The Marusudar is the biggest right bank tributary of the Chenab river. It originates from an elevation of about 5175 m. In the beginning two streams namely Batkot and Gumbar merge to form Warwan river, which is known as the Marusudar in the lower reaches. The Marusudar flows almost the north to south direction. Its catchment is almost fan shaped. The upper reaches are covered with glacier and the permanent snow line is considered generally around 4700m. The seasonal snowline is below this and glaciers descend upto an elevation of around 2500m. The entire reach of the Marusudar is through mountainous terrain with steep slopes and sharp bends between very high cliffs.
d) The Ans.
The river is formed by two major streams. One flowing from west to east and the other from south west. The Ans after flowing for a distance of about 20 km in almost southerly direction joins the Chenab in its right bank, up stream of Salal H.E. project.
e) The Niru
The Niru originates near Bhadarwah. It flows in north-west direction and after traversing a distance of about 30 km it joins the Chenab on its left bank near Doda. In this reach, the Niru takes a few sharp bends and also joined by two-three small nallas.
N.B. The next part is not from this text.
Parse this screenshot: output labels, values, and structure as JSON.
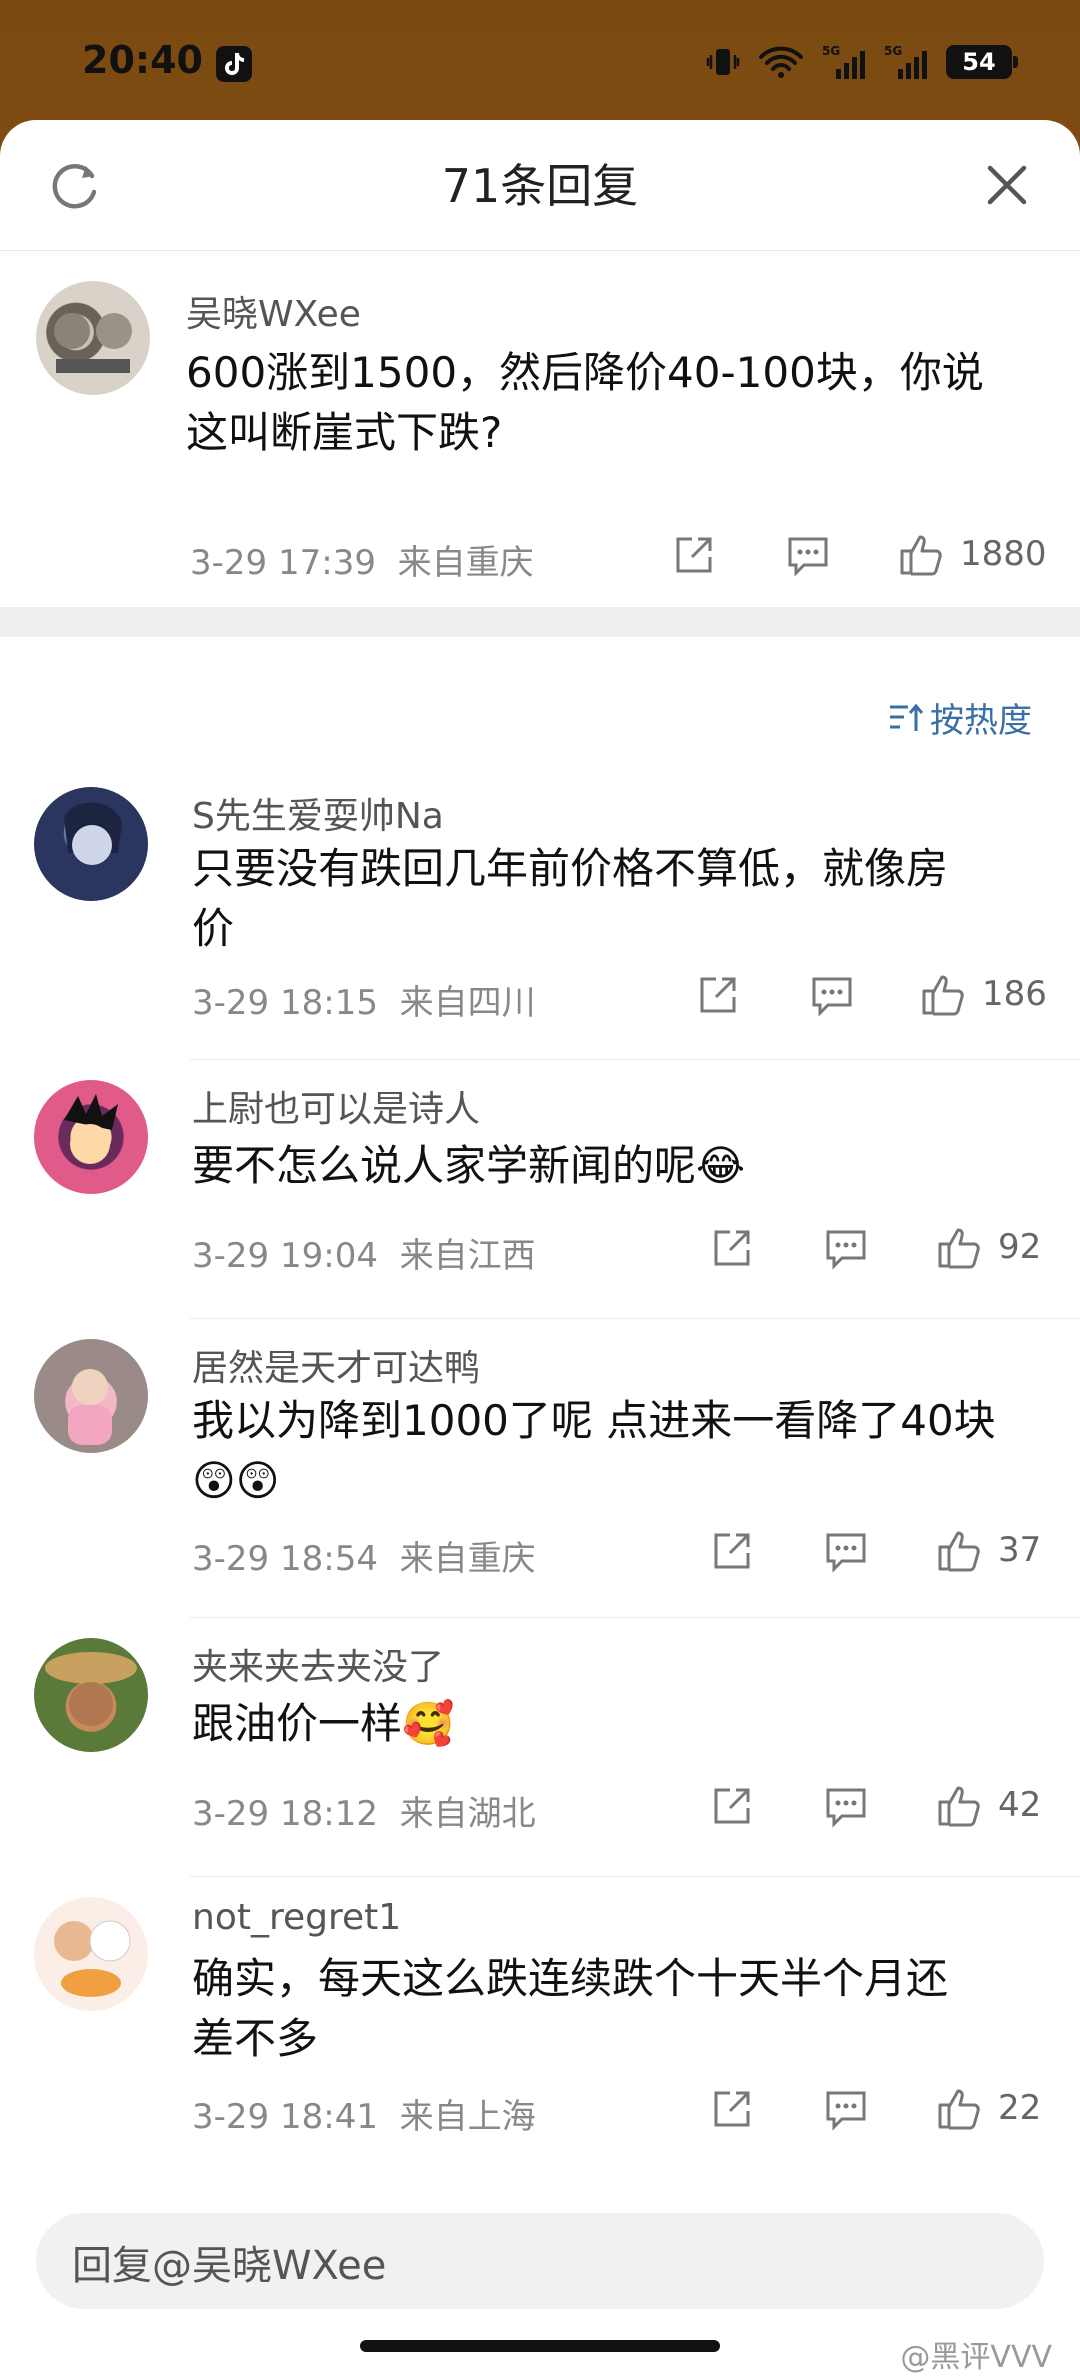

f) The Tawi River.
The Tawi river is a major left bank tributary of the Chenab. It originates from outer Himalaya ranges in Udhampur district at an elevation of about 1220m. Initially it flows in westerly direction for about 16km and then takes a turn towards north west direction and flows for a distance of 27 km upto Sudhmahadev. There after it flows in westerly direction for about 5 km upto Chenani and further down in a westerly course upto Udhampur after which it takes a southerly course for about 24 km. The river finally joins the Chenab a little downstream of the international border in Pakistan. The total length of the river is about 141 km. The river generally flows through steep hills on either side except the lower reach of about 35 km.